The story of David and Mephibosheth recorded in 2 Samuel 9 warms my heart, but it also teaches me as I dig through the layers.
As I was growing up, I loved the story of the friendship between David and Jonathan, Saul’s son. Even though the relationship between Saul and David was on-again/off-again because of Saul’s jealousy and paranoia, the bond between Jonathan and David remained unbroken. Jonathan did everything he could to protect David from his father’s wrath, and David made a covenant with Jonathan to “treat his family with faithful love” even if Jonathan were to die. (1 Samuel 20:14-17).
Saul and Jonathan died in battle on the same day (1 Samuel 31:6). The nurse in charge of taking care of Jonathan’s five-year-old son Mephibosheth learned of their deaths and was fleeing with him to safety when Mephibosheth fell (or was dropped) and injured both of his legs, injuries that remained throughout his life. (2 Samuel 4:4). Mephibosheth stayed in hiding into adulthood.
David was established as king and spent years attempting to subdue his enemies, but then a period of peace occurred, and he was able to concentrate on matters closer to home. He remembered his friend Jonathan and the covenant he had made to him. He started searching for any remaining family members and learned about Mephibosheth. David asked for him to be brought to Jerusalem.

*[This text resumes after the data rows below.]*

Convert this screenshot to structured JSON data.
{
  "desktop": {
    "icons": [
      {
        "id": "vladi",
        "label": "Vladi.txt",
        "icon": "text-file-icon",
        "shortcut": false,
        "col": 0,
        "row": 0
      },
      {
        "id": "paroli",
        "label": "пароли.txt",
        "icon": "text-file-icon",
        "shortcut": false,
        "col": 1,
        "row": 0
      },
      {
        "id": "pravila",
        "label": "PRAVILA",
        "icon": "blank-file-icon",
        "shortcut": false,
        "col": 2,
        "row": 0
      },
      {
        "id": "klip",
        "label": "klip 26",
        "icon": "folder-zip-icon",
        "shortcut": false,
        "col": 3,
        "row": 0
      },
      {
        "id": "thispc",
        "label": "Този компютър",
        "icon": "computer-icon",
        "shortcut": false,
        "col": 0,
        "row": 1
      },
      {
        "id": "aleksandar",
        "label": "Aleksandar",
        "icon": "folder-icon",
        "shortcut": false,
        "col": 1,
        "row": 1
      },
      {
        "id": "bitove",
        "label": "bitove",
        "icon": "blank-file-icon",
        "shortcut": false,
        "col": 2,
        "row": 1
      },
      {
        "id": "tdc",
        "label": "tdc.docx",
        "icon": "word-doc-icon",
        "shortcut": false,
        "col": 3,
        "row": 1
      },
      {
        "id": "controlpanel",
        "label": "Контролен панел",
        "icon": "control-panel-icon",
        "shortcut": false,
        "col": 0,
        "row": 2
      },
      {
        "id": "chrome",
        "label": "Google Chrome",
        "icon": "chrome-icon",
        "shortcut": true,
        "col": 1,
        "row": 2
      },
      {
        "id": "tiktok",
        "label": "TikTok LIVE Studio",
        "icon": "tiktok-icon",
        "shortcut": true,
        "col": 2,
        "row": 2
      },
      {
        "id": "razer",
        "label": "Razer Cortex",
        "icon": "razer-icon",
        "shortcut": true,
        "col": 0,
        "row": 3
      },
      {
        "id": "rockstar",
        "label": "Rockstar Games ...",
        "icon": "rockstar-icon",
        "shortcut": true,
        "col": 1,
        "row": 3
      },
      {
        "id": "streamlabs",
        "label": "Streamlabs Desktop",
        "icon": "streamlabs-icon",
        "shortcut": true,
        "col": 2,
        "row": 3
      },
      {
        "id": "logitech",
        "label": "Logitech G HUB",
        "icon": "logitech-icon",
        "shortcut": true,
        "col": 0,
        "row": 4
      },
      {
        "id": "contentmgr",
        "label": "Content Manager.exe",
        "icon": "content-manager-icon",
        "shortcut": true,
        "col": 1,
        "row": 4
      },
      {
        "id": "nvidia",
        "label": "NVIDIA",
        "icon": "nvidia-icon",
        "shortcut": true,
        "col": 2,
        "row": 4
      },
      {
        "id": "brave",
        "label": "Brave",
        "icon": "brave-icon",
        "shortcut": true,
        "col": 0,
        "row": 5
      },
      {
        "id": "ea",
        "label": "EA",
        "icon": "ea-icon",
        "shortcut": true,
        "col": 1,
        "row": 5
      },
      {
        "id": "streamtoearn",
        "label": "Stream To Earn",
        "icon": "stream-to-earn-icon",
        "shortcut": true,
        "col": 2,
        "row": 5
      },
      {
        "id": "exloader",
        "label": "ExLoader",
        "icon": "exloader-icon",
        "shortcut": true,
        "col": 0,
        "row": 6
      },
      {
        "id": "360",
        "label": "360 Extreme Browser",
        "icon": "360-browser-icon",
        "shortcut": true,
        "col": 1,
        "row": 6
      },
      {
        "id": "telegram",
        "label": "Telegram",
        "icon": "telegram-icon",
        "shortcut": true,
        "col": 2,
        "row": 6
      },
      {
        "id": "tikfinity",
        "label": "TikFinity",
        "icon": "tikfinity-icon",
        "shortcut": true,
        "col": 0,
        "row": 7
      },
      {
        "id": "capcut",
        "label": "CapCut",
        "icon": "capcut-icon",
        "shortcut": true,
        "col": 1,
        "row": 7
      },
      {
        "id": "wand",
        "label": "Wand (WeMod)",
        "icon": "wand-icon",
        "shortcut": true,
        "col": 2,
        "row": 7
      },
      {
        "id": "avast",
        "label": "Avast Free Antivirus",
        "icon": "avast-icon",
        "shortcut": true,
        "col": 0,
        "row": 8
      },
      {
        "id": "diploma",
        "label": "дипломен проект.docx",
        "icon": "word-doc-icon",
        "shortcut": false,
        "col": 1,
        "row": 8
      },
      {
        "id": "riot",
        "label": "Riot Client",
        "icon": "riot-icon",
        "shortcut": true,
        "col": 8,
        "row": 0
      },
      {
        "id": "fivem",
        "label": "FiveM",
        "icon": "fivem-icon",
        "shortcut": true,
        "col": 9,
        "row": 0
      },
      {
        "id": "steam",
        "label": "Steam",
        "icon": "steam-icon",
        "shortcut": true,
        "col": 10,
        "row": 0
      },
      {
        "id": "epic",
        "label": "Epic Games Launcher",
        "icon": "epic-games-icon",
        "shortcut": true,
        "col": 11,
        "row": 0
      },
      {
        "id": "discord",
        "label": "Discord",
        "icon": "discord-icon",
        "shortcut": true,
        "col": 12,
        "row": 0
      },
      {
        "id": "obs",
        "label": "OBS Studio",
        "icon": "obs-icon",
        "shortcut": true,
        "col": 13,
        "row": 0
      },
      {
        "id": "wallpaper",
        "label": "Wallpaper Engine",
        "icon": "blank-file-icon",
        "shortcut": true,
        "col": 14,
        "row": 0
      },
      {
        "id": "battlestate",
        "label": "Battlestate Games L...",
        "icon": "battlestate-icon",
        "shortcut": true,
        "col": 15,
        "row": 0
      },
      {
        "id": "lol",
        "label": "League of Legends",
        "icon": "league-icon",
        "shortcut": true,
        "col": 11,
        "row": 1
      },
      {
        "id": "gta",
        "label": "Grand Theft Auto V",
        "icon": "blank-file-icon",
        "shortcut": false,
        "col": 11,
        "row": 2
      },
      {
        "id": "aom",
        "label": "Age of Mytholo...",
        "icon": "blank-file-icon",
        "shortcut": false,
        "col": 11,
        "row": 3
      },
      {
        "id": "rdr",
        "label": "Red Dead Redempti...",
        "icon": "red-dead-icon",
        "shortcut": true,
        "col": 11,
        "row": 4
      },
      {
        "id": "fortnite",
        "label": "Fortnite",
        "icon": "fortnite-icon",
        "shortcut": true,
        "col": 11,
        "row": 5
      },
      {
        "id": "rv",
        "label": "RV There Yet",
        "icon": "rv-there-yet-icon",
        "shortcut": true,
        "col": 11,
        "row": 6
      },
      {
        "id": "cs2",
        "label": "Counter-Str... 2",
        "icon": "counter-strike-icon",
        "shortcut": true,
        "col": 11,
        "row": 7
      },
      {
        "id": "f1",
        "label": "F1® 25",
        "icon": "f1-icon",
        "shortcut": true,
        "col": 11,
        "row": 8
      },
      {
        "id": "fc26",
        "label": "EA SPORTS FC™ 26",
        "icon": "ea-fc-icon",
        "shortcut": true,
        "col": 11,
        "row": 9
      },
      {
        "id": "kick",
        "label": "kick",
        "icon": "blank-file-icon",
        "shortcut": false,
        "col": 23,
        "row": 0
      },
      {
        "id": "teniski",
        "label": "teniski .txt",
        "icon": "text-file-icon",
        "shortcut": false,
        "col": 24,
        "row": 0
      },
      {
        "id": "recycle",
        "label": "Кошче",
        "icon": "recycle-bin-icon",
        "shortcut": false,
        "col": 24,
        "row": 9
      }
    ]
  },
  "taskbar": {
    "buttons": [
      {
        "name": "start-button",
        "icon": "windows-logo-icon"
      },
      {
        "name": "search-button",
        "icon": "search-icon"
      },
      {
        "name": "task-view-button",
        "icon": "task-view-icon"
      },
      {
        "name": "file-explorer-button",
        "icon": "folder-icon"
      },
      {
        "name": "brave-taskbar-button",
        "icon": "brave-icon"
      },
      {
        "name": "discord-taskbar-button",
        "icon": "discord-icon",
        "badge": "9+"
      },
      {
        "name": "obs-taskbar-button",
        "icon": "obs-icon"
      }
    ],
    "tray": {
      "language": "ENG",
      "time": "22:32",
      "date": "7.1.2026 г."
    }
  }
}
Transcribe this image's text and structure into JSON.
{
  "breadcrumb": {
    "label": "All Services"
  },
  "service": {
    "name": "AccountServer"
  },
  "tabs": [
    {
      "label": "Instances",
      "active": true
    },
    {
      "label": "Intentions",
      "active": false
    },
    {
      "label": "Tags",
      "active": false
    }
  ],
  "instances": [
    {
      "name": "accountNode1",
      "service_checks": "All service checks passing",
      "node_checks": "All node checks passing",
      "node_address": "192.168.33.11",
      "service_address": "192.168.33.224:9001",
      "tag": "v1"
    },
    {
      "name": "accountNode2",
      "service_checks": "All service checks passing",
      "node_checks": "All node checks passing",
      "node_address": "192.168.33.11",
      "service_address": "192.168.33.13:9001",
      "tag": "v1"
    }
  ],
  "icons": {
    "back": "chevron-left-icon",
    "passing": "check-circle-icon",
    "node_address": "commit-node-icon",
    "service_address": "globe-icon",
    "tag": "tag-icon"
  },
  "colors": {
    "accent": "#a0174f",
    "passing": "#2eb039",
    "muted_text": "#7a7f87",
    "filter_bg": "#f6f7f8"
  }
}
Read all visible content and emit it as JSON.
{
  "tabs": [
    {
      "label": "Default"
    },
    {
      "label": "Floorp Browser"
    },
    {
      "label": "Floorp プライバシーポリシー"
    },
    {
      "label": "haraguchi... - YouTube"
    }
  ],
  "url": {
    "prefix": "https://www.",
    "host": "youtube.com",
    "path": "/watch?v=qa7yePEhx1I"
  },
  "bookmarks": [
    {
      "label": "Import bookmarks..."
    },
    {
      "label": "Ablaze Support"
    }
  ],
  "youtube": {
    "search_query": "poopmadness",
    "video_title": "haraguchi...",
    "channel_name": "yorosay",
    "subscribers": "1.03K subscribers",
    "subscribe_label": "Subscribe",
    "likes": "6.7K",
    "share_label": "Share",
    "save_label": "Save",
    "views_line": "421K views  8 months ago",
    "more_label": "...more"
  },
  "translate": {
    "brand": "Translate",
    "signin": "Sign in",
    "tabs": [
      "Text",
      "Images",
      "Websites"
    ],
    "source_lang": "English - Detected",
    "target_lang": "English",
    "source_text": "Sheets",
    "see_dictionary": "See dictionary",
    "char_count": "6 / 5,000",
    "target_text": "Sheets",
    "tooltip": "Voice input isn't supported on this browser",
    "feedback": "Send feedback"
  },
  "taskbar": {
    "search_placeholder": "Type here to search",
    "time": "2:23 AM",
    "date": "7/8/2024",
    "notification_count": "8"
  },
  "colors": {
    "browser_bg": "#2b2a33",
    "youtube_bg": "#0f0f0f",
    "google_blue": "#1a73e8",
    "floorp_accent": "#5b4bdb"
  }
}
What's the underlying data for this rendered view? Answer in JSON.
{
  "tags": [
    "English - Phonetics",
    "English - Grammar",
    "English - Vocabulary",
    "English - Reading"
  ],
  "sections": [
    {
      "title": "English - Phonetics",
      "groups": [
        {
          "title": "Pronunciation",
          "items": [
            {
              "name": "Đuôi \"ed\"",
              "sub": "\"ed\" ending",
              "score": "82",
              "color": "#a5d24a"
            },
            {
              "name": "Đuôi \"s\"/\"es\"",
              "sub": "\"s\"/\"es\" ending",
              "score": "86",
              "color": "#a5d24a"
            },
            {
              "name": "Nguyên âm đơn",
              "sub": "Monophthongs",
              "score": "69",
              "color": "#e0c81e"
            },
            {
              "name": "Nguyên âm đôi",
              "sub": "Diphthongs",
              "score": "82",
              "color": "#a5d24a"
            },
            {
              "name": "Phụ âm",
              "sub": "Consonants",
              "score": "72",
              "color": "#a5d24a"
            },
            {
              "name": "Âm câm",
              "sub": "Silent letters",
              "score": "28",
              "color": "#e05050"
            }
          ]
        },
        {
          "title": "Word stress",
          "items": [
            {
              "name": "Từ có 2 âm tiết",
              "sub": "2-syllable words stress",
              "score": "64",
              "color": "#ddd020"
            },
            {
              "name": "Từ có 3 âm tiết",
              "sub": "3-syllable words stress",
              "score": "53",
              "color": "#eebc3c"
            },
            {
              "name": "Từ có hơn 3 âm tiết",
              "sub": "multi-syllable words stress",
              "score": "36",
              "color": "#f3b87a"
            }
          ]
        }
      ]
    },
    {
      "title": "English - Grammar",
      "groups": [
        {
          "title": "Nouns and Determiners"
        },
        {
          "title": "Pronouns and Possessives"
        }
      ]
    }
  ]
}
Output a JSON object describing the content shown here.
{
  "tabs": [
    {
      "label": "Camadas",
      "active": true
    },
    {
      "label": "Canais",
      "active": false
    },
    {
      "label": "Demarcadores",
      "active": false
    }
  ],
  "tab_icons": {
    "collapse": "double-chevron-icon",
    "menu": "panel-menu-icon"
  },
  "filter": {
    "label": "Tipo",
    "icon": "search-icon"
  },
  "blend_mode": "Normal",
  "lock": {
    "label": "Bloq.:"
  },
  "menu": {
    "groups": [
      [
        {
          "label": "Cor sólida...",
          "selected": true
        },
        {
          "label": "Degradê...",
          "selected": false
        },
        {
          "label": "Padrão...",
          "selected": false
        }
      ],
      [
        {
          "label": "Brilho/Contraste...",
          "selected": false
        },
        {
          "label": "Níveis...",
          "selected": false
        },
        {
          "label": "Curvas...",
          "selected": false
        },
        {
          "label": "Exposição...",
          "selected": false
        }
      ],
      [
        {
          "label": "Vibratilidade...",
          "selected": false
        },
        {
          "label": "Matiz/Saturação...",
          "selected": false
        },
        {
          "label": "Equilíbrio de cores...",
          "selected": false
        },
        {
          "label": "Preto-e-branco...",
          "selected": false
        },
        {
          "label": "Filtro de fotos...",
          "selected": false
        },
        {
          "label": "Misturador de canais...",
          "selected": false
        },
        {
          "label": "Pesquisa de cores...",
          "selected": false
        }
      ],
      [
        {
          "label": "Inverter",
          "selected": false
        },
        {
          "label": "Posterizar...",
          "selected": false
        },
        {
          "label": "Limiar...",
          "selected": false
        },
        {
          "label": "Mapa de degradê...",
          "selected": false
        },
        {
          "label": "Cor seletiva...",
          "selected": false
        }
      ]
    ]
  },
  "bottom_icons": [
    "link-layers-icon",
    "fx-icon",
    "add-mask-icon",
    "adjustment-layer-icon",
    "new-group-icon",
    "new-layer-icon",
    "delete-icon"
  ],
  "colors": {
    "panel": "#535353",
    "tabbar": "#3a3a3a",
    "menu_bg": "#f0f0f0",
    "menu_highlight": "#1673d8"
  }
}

1 Samuel 9:6-8 (NLT) – “When he came to David, he bowed low to the ground in deep respect. David said, “Greetings, Mephibosheth.”
Mephibosheth replied, “I am your servant.”
7 “Don’t be afraid!” David said. “I intend to show kindness to you because of my promise to your father, Jonathan. I will give you all the property that once belonged to your grandfather Saul, and you will eat here with me at the king’s table!”
8 Mephibosheth bowed respectfully and exclaimed, “Who is your servant, that you should show such kindness to a dead dog like me?”
Mephibosheth fully expected to be executed, because that was what kings in that day did — they annihilated the previous king’s family to prevent an insurrection. In David’s presence, he referred to himself as a “servant” and a “dead dog,” admitting that he was completely at the king’s mercy.
David, however, didn’t just allow him to live. He adopted him into his own family, restoring the inheritance of his grandfather and bringing him into his home to eat “at the king’s table” for the rest of his life.
One commentary that I read recently as I was preparing to teach about this story shared a thought that has continued to stay on my mind. It said that in a spiritual sense, as we look at God, we will never be David but always be Mephibosheth. In other words, in God’s presence, we are NOT in an exalted position. Instead, we are in desperate need of mercy and grace because of our sin, and our posture has to be one of humility, awe and respect. But, in our relationship toward others, we should strive to extend the over-and-above kindness that David offered to Mephibosheth. In this passage, David gives us a glimpse of the overwhelming love of God toward undeserving people.
I had never thought of this story in that sense before. Maybe it will help you unpack another layer of the text as it did for me.